* _Task instructions_: Keep the wording of each record exactly the same when you repeat it, and leave out pictures.

* _Data section_:
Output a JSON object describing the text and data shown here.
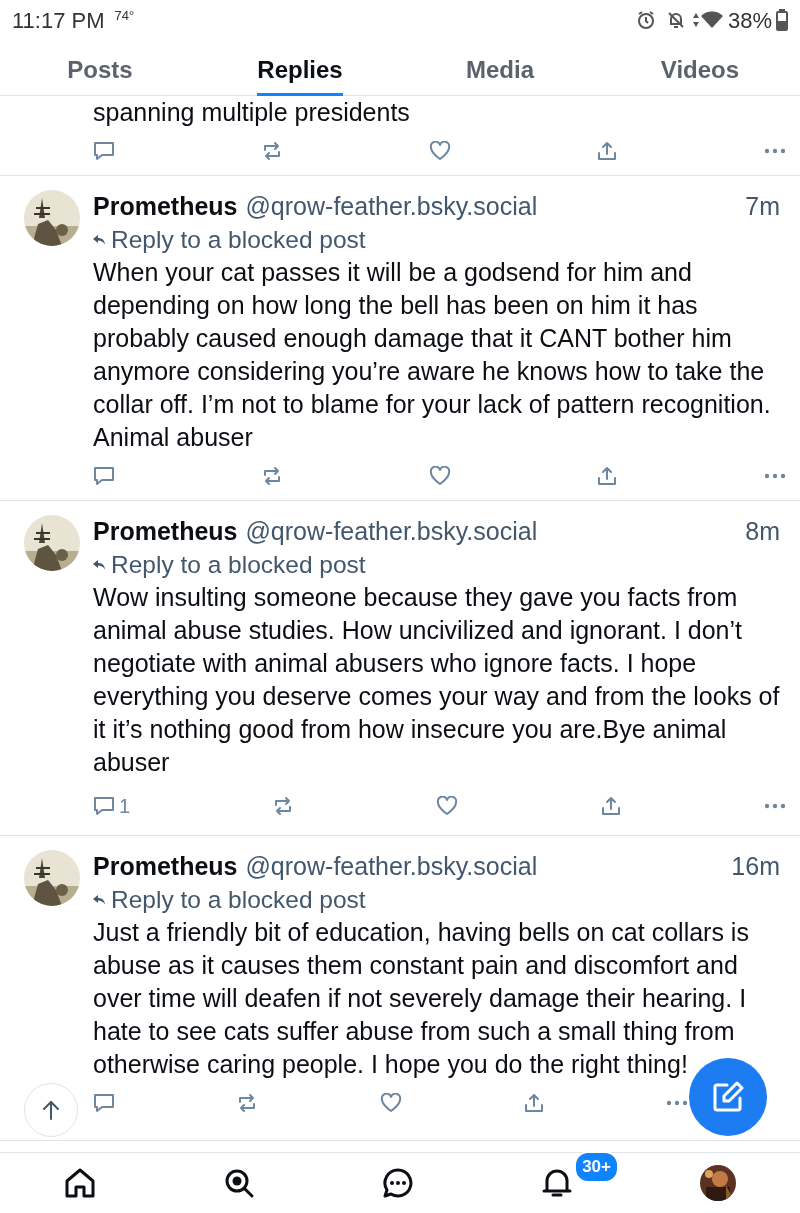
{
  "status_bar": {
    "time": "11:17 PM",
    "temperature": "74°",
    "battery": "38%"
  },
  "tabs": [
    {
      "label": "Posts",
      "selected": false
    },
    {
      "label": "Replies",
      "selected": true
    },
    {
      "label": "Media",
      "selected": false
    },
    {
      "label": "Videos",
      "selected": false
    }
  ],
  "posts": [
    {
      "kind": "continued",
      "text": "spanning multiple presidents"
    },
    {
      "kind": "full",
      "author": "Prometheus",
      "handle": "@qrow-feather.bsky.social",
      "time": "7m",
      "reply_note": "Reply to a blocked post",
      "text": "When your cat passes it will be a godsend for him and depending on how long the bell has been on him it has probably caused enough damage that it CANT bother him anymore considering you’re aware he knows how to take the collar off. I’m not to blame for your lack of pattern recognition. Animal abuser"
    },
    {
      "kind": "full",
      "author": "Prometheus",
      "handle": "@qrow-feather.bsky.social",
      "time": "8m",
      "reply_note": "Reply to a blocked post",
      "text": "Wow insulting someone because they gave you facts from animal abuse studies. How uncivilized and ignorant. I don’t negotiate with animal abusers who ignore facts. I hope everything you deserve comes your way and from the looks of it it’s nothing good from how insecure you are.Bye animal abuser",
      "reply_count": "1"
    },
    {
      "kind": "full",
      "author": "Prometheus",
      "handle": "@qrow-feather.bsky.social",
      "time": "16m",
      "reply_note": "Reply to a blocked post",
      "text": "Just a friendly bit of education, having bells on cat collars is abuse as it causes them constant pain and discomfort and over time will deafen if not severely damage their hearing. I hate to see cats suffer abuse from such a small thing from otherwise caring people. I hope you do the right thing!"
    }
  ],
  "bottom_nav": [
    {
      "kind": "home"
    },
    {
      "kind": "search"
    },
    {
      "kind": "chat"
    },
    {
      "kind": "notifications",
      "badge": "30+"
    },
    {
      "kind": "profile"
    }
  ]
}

* _Task response_:
Output a JSON object describing the text and data shown here.
{
  "status_bar": {
    "time": "11:17 PM",
    "temperature": "74°",
    "battery": "38%"
  },
  "tabs": [
    {
      "label": "Posts",
      "selected": false
    },
    {
      "label": "Replies",
      "selected": true
    },
    {
      "label": "Media",
      "selected": false
    },
    {
      "label": "Videos",
      "selected": false
    }
  ],
  "posts": [
    {
      "kind": "continued",
      "text": "spanning multiple presidents"
    },
    {
      "kind": "full",
      "author": "Prometheus",
      "handle": "@qrow-feather.bsky.social",
      "time": "7m",
      "reply_note": "Reply to a blocked post",
      "text": "When your cat passes it will be a godsend for him and depending on how long the bell has been on him it has probably caused enough damage that it CANT bother him anymore considering you’re aware he knows how to take the collar off. I’m not to blame for your lack of pattern recognition. Animal abuser"
    },
    {
      "kind": "full",
      "author": "Prometheus",
      "handle": "@qrow-feather.bsky.social",
      "time": "8m",
      "reply_note": "Reply to a blocked post",
      "text": "Wow insulting someone because they gave you facts from animal abuse studies. How uncivilized and ignorant. I don’t negotiate with animal abusers who ignore facts. I hope everything you deserve comes your way and from the looks of it it’s nothing good from how insecure you are.Bye animal abuser",
      "reply_count": "1"
    },
    {
      "kind": "full",
      "author": "Prometheus",
      "handle": "@qrow-feather.bsky.social",
      "time": "16m",
      "reply_note": "Reply to a blocked post",
      "text": "Just a friendly bit of education, having bells on cat collars is abuse as it causes them constant pain and discomfort and over time will deafen if not severely damage their hearing. I hate to see cats suffer abuse from such a small thing from otherwise caring people. I hope you do the right thing!"
    }
  ],
  "bottom_nav": [
    {
      "kind": "home"
    },
    {
      "kind": "search"
    },
    {
      "kind": "chat"
    },
    {
      "kind": "notifications",
      "badge": "30+"
    },
    {
      "kind": "profile"
    }
  ]
}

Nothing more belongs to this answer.